A lot has been mentioned of Corbyn’s Sinn Fein links, and indeed Corbyn did try to develop links with Sinn Fein’s first MP, Gerry Adams. Furthermore, he was arrested in 1986 for protesting against the imprisonment of the ‘Brighton Bombers’, stating that he was ‘happy to commemorate all those who died fighting for an independent Ireland’. The MI5 had opened a case on Corbyn, as they had feared for ‘national security’ and feared that Corbyn was ‘undermining democracy’.


Corbyn during the Labour government was something of a rebel, continuously being pushed to the backbench as Blair, and then Brown, both strived for a ‘New Labour’, one with more centrist values. Corbyn was the Member of Parliament who voted most against the Labour whip, defying the whip a staggering four hundred and twenty-eight times in the span of thirteen years. He consistently opposed the war in Afghanistan, on the steering committee of the Stop the War Coalition. He helped organise the February anti-Iraq War protest which was claimed to be the largest such protest in British political history.

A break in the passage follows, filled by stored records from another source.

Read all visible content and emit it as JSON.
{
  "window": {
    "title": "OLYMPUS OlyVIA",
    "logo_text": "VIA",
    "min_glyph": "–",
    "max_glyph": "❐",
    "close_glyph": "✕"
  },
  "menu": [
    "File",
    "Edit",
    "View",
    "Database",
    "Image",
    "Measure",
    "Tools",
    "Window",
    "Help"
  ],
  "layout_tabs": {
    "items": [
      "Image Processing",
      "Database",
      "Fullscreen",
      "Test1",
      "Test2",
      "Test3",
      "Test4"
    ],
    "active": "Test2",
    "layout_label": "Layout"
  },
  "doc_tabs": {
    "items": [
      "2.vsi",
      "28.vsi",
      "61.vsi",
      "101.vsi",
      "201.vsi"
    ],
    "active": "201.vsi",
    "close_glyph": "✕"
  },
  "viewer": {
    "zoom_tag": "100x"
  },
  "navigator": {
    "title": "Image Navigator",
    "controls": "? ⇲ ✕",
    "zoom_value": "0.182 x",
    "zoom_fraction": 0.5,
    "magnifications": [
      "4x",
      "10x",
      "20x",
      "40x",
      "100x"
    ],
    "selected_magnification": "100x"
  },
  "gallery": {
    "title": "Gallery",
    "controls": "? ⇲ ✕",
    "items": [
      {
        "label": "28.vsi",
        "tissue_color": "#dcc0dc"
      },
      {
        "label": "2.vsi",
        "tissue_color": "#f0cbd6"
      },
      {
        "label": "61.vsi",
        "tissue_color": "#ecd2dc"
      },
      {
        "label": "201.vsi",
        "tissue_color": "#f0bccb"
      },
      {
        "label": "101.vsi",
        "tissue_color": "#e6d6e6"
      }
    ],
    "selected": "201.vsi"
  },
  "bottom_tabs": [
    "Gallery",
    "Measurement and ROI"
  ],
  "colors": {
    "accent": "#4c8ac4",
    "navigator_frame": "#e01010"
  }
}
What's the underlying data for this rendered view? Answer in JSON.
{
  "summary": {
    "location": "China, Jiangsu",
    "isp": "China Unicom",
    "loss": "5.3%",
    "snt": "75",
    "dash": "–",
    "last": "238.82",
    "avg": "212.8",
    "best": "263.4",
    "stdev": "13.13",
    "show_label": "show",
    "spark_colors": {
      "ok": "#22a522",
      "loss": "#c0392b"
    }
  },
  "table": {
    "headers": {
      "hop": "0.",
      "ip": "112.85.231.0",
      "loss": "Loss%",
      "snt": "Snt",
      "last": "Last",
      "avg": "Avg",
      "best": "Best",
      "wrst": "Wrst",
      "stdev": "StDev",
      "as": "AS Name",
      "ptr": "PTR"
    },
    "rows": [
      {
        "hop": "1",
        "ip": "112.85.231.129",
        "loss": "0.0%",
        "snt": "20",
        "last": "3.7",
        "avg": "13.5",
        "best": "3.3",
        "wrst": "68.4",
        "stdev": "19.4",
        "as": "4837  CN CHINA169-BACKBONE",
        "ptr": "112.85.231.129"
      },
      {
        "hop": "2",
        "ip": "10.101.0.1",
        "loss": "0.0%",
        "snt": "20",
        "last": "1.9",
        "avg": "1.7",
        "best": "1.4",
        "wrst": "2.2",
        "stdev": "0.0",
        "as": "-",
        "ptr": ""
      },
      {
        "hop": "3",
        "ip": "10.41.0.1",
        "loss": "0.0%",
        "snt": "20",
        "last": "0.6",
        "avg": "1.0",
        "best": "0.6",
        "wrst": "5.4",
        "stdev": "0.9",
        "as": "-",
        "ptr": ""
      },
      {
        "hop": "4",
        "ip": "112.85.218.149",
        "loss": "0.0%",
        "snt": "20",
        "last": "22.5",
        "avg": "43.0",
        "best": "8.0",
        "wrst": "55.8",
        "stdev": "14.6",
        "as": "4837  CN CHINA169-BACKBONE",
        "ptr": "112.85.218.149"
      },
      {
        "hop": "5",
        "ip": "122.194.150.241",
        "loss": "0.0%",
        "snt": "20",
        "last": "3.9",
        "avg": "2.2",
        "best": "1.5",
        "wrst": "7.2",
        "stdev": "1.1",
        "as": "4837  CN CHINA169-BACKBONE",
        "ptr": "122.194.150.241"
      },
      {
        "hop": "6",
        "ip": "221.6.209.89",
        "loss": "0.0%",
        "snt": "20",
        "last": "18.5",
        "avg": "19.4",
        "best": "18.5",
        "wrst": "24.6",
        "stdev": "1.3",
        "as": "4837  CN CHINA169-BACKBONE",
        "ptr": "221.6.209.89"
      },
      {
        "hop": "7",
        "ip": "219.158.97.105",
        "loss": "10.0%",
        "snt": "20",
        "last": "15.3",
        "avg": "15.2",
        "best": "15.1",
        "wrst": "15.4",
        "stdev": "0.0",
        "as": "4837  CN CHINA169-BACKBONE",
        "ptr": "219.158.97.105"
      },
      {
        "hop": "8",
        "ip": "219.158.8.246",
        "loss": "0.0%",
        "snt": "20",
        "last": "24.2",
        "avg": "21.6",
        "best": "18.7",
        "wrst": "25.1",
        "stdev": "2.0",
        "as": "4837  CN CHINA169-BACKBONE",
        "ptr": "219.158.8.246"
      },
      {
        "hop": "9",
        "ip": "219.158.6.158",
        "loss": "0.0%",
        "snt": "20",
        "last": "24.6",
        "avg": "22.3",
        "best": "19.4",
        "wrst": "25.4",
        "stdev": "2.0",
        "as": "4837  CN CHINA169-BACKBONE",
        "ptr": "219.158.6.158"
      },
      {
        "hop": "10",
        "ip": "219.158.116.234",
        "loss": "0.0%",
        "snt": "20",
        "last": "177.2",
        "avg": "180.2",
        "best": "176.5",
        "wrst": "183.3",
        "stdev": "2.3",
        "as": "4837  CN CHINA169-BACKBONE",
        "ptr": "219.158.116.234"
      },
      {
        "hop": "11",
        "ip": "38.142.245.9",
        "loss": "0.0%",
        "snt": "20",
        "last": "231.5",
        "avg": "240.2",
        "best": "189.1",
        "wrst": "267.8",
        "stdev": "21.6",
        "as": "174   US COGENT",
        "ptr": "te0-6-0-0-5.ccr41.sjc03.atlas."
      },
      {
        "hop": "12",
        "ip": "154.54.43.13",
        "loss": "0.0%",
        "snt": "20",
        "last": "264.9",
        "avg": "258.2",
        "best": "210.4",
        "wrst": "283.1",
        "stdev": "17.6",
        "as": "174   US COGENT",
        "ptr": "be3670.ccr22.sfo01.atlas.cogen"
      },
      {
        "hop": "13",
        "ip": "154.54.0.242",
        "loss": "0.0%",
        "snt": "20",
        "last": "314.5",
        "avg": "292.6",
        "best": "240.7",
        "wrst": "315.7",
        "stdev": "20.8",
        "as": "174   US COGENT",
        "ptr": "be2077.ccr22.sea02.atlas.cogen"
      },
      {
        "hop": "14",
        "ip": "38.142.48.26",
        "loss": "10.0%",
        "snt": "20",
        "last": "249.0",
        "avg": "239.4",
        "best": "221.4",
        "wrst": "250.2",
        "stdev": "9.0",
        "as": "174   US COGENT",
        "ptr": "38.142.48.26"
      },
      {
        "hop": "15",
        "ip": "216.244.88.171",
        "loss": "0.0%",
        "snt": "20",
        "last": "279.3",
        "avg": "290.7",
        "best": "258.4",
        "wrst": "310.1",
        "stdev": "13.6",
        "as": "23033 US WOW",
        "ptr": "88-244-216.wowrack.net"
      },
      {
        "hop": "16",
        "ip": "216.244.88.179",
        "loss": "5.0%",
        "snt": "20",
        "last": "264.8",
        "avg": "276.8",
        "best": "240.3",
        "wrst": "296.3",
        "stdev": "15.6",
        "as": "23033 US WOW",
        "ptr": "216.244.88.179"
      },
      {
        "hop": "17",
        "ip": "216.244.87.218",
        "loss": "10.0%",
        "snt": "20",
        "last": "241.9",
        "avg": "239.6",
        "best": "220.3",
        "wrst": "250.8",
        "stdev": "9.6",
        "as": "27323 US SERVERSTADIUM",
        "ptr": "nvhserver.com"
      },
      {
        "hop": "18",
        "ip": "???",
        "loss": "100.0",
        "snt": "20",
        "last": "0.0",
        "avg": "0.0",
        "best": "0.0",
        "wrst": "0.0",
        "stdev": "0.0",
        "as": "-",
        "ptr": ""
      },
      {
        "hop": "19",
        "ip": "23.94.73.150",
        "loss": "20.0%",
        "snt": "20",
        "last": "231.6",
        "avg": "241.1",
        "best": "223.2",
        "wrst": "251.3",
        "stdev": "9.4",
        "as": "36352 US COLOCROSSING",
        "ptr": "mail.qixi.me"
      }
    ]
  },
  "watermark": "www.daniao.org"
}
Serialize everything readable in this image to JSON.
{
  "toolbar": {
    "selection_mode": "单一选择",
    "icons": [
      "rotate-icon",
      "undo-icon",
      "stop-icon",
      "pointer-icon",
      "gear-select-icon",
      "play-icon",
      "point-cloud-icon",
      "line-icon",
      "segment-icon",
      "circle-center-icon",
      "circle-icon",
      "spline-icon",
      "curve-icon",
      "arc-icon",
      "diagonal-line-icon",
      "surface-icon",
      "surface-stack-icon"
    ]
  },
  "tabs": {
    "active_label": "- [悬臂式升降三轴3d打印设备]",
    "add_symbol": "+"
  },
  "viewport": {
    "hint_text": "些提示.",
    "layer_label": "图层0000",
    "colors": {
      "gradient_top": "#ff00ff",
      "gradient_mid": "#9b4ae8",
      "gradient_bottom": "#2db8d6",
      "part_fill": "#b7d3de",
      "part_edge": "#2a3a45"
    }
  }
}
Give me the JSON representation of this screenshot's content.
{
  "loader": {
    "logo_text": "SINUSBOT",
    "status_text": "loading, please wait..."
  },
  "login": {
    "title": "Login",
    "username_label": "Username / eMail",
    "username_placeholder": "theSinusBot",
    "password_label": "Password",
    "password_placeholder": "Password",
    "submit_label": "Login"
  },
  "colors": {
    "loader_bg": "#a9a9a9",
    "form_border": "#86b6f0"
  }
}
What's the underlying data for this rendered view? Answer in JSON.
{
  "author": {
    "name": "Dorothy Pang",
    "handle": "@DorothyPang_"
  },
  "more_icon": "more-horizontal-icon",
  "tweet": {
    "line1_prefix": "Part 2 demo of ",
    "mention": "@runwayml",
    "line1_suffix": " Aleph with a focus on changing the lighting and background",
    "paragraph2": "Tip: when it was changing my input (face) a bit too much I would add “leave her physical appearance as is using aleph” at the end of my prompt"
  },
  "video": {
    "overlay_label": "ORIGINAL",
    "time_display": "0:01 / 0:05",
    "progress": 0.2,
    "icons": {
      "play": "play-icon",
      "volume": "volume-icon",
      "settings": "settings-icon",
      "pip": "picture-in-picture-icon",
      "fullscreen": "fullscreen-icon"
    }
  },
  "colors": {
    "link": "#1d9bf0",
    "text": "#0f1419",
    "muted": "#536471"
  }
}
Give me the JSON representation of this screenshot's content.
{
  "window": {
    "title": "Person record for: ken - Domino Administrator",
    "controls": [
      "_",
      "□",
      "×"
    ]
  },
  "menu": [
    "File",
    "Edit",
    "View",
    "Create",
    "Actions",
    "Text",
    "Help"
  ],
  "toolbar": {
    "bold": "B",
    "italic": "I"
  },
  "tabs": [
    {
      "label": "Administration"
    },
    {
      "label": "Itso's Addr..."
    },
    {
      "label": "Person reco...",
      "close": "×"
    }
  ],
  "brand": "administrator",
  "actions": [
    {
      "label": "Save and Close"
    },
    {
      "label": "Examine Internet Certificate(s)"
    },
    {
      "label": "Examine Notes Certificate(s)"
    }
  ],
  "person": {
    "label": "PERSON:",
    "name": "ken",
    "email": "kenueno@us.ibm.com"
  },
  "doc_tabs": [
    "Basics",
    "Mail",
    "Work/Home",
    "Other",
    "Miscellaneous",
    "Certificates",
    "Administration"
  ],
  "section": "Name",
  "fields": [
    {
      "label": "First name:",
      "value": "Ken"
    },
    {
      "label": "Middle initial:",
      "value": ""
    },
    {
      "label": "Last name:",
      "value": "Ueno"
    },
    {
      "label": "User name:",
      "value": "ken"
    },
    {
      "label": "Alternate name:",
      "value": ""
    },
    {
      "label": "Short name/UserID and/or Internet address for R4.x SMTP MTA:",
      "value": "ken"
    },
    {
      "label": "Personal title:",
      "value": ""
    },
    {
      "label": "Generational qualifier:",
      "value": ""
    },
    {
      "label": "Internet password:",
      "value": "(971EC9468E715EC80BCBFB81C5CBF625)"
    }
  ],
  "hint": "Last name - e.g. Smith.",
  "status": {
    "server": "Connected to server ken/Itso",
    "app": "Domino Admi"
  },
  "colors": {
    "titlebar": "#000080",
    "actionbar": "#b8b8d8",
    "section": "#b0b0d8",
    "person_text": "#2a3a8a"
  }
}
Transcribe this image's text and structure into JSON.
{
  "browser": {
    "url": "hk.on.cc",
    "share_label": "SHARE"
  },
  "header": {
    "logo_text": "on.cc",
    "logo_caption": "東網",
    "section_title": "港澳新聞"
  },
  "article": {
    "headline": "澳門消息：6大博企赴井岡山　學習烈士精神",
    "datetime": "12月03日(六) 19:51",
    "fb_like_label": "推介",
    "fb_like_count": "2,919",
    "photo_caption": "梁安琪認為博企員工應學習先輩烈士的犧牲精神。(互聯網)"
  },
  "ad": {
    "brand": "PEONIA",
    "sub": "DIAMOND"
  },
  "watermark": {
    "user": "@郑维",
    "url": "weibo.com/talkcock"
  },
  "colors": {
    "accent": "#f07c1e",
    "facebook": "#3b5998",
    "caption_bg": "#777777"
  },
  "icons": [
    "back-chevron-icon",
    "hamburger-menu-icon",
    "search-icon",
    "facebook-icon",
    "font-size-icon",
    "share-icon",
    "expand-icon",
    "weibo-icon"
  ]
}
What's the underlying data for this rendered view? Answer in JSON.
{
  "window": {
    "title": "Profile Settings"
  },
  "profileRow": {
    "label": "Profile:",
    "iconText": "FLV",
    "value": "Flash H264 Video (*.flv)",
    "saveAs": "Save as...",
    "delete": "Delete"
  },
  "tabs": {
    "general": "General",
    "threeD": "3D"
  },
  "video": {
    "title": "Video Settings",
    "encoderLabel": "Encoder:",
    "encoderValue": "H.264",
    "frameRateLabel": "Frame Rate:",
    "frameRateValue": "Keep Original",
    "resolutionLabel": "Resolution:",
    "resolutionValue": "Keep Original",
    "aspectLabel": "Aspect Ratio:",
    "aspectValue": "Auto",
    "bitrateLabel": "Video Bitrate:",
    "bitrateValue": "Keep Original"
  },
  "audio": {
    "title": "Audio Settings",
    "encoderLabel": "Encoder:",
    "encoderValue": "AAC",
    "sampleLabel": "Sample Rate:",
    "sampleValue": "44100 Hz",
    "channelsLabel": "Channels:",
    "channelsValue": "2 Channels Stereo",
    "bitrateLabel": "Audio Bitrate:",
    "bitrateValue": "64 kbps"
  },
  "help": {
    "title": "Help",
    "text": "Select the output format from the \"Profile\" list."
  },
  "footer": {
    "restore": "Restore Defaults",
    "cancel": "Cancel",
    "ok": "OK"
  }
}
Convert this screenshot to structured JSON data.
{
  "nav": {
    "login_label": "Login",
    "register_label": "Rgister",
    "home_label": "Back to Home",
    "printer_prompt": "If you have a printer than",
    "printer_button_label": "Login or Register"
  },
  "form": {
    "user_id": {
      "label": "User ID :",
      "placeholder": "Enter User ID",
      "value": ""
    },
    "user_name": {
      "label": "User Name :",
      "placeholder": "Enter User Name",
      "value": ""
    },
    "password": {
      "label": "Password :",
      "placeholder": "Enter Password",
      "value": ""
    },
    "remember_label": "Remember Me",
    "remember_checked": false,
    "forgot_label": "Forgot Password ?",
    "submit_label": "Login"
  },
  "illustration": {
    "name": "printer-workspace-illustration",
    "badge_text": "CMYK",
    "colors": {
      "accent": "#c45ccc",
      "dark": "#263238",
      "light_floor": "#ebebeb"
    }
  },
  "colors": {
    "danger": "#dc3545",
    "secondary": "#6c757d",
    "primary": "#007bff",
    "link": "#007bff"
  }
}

Corbyn became leader of the Opposition in 2015, and has since been seen as a representative for the lower class fighting against Cameron, and then May governments. In the recent General Election of May 2017, Corbyn’s Labour were seen as weak opposition, trailing the Conservatives by some twenty-five points in opinion polls. However, policies such as scrapping tuition fees and investing in the NHS led to his party gaining grassroots support, and leading there to be a Hung Parliament with no outright majority even though the Conservatives were still the largest party. Labour itself made its highest seat increase since 1945, when Attlee’s Labour had actually won the election.

 So what next for Corbyn? With Theresa May’s government becoming increasingly scrutinised, will Britain’s left-wing be seen as the answer – and  will we soon be seeing Jeremy Corbyn in Downing Street?